A high-ranking Massachusetts Department of Correction official in charge of all DOC security equipment was terminated in April for using department resources to conduct an extramarital affair during work hours and giving his girlfriend at least 1,500 rounds of ammunition and weapon accessories from the departmental inventory that he oversaw.
Raymond Turcotte was removed from his position as director of operational services after DOC investigators found that he frequently skipped work and used his state-issued phone to exchange sexually explicit messages with his girlfriend, and also improperly approved $100,000 worth of overtime pay for his team, according to documents obtained by GBH News.
As director of operational services, his responsibilities included signing off on weapons requests, purchasing all weapons for the DOC’s armory, documenting test firing of weapons and testing and procuring body cameras to be worn by department officials.
The state launched an investigation after Commissioner Carol Mici received several emails in January from a citizen alleging Turcotte’s misconduct, according to an internal DOC report.
“Your behavior, described in these charges, is that of an employee who felt invincible and capable of avoiding any form of culpability due to your status within the Department,” Mici wrote to Turcotte in April. “I find that your flagrant disregard for your duties and responsibilities reflects poorly on the Department and cannot be condoned.”
Turcotte, who had worked for the department for over 30 years, was put on paid leave in January before his termination in April. State payroll records show he received a $112,994 severance package this year.
“The DOC investigates every allegation of staff misconduct brought to its attention and takes appropriate administrative action up to and including termination,” a DOC spokesperson said in a statement to GBH News. “The DOC requires all personnel as part of their duties to uphold the highest standards of respect, security, care.”
The investigation found Turcotte provided his girlfriend with a total of 1,500 rounds of ammunition used in handguns and semi-automatic assault rifles. He also provided her with a police style utility belt with accessories.
According to the department’s disciplinary report, Turcotte stepped away from the office more than once to visit his girlfriend at hotels, attend doctor’s appointments and run other personal errands, all using his work vehicle and phone. He frequently left his 7 a.m. to 3 p.m. job early, showed up late and attended to personal errands during work hours, mostly using his state-issued vehicle to drive friends and family.
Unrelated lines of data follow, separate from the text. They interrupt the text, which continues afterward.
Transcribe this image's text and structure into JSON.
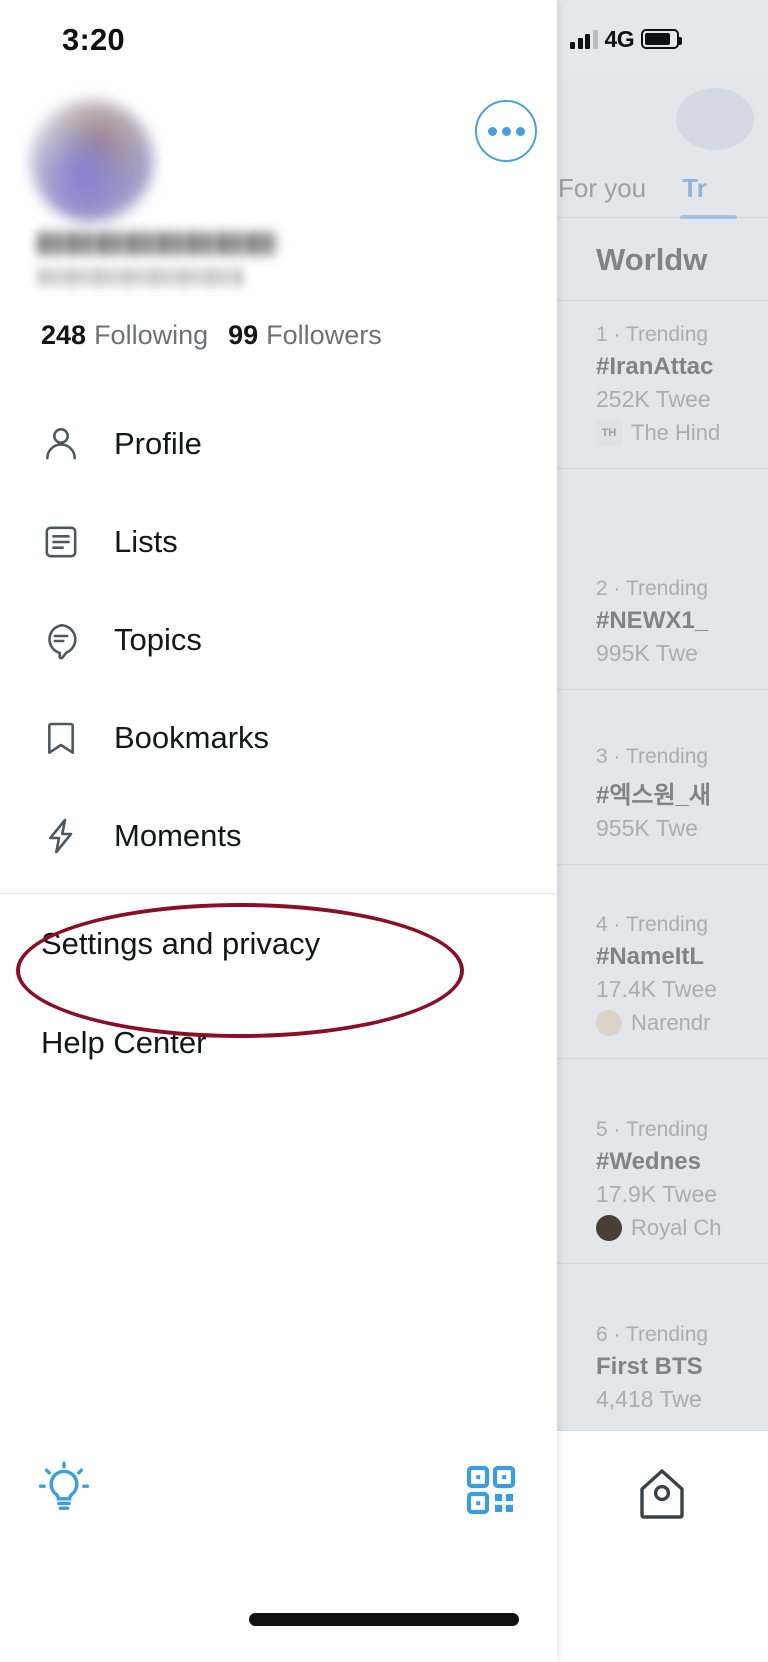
{
  "status_bar": {
    "time": "3:20",
    "network_label": "4G",
    "signal_icon": "signal-bars-icon",
    "battery_icon": "battery-icon"
  },
  "drawer": {
    "more_options_icon": "more-options-icon",
    "avatar_icon": "avatar-blurred",
    "profile_name_redacted": "",
    "profile_handle_redacted": "",
    "stats": {
      "following_count": "248",
      "following_label": "Following",
      "followers_count": "99",
      "followers_label": "Followers"
    },
    "menu_items": [
      {
        "label": "Profile",
        "icon": "person-icon"
      },
      {
        "label": "Lists",
        "icon": "list-document-icon"
      },
      {
        "label": "Topics",
        "icon": "speech-bubble-icon"
      },
      {
        "label": "Bookmarks",
        "icon": "bookmark-icon"
      },
      {
        "label": "Moments",
        "icon": "lightning-bolt-icon"
      }
    ],
    "secondary_items": [
      {
        "label": "Settings and privacy",
        "highlighted": true
      },
      {
        "label": "Help Center",
        "highlighted": false
      }
    ],
    "bottom_bar": {
      "left_icon": "lightbulb-icon",
      "right_icon": "qr-code-icon"
    }
  },
  "annotation": {
    "shape": "ellipse",
    "color": "#8a0f26",
    "target_label": "Settings and privacy"
  },
  "background_panel": {
    "tabs": [
      {
        "label": "For you",
        "active": false
      },
      {
        "label": "Tr",
        "active": true
      }
    ],
    "section_header": "Worldw",
    "trends": [
      {
        "rank": "1 · Trending",
        "name": "#IranAttac",
        "count": "252K Twee",
        "source": "The Hind",
        "source_icon": "the-hindu-logo"
      },
      {
        "rank": "2 · Trending",
        "name": "#NEWX1_",
        "count": "995K Twe",
        "source": "",
        "source_icon": ""
      },
      {
        "rank": "3 · Trending",
        "name": "#엑스원_새",
        "count": "955K Twe",
        "source": "",
        "source_icon": ""
      },
      {
        "rank": "4 · Trending",
        "name": "#NameItL",
        "count": "17.4K Twee",
        "source": "Narendr",
        "source_icon": "narendra-modi-avatar"
      },
      {
        "rank": "5 · Trending",
        "name": "#Wednes",
        "count": "17.9K Twee",
        "source": "Royal Ch",
        "source_icon": "royal-channel-avatar"
      },
      {
        "rank": "6 · Trending",
        "name": "First BTS",
        "count": "4,418 Twe",
        "source": "",
        "source_icon": ""
      }
    ],
    "bottom_nav_icon": "home-icon"
  }
}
His disregard for policy “is even more troubling,” the department’s disciplinary report said, because he was responsible for ensuring department personnel complete the required forms for taking vehicles home.
In addition, Turcotte approved $100,000 in overtime for personnel teaching at the Bridge Academy, a law enforcement firearm training program in Randolph. The program is taught only by DOC employees via a contract with the Municipal Police Training Committee.
Turcotte and his boss, Charles Primack, both worked as instructors and allowed “a number of other DOC officers” to receive DOC overtime pay rather than hourly pay provided through the contract with the training committee, the department concluded.
Turcotte also falsified his own hours, clocking in as an instructor at the Bridge Academy while the investigation showed he was actually at a Holiday Inn and Suites in Marlborough.
At the time, Primack was the assistant deputy commissioner of field services, but he was demoted to lieutenant in April for “failing to even minimally supervise” Turcotte’s authorization of the overtime, DOC disciplinary records said. Mici wrote in the letter demoting him that Primack was aware of the mismanagement of overtime.
Neither Primack nor Turcotte responded to multiple efforts by GBH News to contact them for comment on this story.
James Keown, currently incarcerated at the state prison in Shirley, told GBH News that prisoners knew items in the armory were missing — and that Turcotte, who’s responsible for maintaining them, was involved.
“We look around, and we see the people who are supposed to be modeling the behavior we’re supposed to be following picking and choosing what regulations they want to follow,” he wrote to GBH News in an email transmitted through an inmate computer system. “These acts not only demoralize those people who are striving to improve themselves, but they also destabilize the prison making the space more unsafe for residents, staff, volunteers, and visitors.
“Nobody wants safe spaces inside the DOC more than incarcerated people,” Keown added.
State Sen. William Brownsberger said this misconduct and other “controversial issues” within the department show the need for more independent oversight. He and other legislators introduced a bill earlier this year that would establish a correctional inspector general office.
Brownsberger said that incidents in correctional facilities often generate “two very different perspectives” — one from prisoners and their advocates, and another from correctional officers. But there are “no neutral parties” that are able “to really shine a light on what’s going on.”
“I believe that we need someone who is a neutral observer who has the power to see into the system,” Brownsberger said. “This would be designed to get much more visibility into controversial issues within the correctional system.”
Lindsay Shachnow and Cassandra Dumay are Boston University student journalists and Molly Farrar is a recent graduate. This story emerged from a collaboration with GBH News, rooted in their work with BU’s Spark! Justice Media co-Lab that investigates Massachusetts courts and prisons with assistance from professor Brooke Williams.